§ Your goal:
Look through the records and copy each line with the string "conc" in it.

§ Information shown:
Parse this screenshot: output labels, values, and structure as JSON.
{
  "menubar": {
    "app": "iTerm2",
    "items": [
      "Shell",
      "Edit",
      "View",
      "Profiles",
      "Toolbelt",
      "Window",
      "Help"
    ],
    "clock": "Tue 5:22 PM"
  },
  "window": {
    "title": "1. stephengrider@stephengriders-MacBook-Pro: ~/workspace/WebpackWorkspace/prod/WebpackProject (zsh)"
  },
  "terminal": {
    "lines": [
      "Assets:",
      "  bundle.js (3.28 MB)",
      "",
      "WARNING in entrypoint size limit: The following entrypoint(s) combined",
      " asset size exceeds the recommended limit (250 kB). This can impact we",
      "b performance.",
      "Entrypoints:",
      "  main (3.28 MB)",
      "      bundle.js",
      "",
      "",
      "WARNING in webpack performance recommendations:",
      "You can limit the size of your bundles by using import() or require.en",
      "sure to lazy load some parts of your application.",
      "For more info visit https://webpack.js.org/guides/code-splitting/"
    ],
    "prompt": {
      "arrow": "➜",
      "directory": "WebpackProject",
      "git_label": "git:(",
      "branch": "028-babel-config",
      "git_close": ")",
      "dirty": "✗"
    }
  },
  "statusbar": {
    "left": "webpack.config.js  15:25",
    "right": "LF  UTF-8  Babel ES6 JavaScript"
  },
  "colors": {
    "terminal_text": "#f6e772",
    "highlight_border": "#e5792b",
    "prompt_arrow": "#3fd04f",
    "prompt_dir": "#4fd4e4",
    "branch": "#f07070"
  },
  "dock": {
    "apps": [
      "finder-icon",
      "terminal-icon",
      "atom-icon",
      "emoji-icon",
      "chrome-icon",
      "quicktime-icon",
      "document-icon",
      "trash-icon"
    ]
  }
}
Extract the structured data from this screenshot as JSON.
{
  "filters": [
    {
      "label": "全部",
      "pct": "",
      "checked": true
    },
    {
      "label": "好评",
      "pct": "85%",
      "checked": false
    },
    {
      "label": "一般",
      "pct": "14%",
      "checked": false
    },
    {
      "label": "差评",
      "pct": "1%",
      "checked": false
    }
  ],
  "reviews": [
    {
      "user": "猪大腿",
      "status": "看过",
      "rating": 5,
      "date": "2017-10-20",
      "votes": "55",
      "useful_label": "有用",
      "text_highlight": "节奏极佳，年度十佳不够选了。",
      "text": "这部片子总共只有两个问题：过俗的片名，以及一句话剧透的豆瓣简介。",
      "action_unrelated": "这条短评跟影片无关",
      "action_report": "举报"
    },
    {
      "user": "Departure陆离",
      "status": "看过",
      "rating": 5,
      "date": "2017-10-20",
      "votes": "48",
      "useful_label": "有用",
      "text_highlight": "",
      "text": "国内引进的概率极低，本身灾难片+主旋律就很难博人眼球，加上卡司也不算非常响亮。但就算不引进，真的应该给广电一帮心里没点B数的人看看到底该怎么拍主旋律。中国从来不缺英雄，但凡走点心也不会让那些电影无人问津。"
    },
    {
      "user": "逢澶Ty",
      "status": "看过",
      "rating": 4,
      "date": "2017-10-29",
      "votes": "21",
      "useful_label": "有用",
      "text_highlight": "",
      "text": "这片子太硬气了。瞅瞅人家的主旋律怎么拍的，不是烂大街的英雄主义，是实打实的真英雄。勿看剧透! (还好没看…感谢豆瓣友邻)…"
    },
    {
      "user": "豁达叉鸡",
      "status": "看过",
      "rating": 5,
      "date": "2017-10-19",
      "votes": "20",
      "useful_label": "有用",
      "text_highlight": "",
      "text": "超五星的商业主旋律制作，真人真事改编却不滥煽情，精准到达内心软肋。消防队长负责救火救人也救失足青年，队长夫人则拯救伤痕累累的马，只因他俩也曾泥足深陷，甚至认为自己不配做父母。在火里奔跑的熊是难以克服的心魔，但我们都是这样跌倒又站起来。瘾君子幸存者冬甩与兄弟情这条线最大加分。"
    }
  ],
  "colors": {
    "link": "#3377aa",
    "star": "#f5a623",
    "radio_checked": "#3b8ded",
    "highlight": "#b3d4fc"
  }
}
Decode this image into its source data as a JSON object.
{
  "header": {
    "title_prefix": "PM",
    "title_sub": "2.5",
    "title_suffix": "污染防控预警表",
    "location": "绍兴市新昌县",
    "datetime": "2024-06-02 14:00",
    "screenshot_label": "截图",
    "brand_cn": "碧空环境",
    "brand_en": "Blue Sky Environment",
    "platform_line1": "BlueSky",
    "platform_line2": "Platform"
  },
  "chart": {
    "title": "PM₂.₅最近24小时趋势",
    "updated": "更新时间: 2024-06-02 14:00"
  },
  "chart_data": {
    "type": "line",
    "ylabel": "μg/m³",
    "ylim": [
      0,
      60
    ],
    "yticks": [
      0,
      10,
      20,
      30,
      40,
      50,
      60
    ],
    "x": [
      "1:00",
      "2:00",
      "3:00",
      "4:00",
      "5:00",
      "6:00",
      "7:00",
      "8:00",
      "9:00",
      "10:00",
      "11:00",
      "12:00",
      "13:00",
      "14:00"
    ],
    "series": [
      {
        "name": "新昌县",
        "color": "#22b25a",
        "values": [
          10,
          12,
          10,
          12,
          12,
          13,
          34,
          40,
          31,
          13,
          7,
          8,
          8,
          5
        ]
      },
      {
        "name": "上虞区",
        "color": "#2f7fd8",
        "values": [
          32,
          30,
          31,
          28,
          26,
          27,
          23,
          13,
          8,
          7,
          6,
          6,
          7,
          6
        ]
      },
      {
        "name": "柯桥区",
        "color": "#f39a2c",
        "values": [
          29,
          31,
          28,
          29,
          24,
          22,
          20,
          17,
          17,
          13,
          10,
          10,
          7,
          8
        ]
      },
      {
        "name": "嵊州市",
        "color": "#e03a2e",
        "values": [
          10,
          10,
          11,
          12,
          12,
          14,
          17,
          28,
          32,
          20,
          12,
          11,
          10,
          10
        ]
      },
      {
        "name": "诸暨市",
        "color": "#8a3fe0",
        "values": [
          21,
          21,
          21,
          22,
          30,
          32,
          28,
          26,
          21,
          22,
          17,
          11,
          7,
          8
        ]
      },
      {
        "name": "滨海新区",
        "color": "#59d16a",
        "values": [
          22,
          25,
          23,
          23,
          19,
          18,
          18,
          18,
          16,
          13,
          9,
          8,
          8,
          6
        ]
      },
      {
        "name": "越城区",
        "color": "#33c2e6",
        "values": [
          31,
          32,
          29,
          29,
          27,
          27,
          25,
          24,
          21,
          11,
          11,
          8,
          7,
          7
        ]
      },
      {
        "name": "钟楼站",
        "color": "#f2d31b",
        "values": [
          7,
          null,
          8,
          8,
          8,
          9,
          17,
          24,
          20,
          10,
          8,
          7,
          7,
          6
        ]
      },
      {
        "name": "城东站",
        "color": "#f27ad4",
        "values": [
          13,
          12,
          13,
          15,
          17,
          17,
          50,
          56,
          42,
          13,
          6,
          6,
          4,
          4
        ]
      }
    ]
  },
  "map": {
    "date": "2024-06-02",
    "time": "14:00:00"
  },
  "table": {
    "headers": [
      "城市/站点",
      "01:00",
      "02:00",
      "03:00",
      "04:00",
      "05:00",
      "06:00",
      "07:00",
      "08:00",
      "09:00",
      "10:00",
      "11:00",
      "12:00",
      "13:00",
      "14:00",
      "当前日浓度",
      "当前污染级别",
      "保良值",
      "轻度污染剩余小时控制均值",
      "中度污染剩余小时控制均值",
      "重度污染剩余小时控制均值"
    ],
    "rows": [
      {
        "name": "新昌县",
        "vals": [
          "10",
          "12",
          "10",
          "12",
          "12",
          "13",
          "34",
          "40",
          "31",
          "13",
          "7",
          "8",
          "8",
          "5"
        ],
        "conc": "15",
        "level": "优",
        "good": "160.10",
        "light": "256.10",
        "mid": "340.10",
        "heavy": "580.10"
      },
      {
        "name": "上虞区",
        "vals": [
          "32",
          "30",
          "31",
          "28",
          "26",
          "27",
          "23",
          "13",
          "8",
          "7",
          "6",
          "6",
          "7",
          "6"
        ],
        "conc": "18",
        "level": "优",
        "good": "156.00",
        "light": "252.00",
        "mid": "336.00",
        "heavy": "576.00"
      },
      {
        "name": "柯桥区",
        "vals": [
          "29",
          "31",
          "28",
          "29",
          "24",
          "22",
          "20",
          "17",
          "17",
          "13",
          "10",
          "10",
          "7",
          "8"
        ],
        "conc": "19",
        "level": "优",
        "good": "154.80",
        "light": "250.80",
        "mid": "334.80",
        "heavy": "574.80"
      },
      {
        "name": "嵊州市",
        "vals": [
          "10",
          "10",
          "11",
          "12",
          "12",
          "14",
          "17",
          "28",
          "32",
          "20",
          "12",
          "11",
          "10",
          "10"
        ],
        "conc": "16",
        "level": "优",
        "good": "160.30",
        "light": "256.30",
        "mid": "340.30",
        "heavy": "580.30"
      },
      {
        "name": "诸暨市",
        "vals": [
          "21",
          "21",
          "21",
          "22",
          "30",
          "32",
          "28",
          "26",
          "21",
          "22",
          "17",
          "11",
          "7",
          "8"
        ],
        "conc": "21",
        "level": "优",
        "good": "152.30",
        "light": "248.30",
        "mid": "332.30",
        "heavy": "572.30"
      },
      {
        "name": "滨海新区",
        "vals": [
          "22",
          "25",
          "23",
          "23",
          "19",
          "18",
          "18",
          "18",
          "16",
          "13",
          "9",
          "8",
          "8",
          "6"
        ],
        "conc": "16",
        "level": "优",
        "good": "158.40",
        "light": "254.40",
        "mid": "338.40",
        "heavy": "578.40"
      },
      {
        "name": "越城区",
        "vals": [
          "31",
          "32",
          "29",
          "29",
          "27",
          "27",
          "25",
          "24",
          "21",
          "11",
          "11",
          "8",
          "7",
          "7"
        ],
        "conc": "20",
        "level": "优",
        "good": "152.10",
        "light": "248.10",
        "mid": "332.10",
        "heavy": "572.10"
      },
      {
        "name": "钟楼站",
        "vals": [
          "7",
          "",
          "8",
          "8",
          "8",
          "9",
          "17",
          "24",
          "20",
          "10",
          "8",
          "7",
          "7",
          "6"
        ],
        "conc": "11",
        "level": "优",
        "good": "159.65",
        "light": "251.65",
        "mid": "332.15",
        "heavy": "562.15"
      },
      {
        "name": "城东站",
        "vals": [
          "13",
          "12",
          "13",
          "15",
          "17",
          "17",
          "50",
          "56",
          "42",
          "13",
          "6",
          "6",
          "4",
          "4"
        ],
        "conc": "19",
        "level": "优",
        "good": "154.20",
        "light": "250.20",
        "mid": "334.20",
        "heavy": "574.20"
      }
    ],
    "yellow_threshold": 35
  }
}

§ Solution to this task:
        "conc": "15",
        "conc": "18",
        "conc": "19",
        "conc": "16",
        "conc": "21",
        "conc": "16",
        "conc": "20",
        "conc": "11",
        "conc": "19",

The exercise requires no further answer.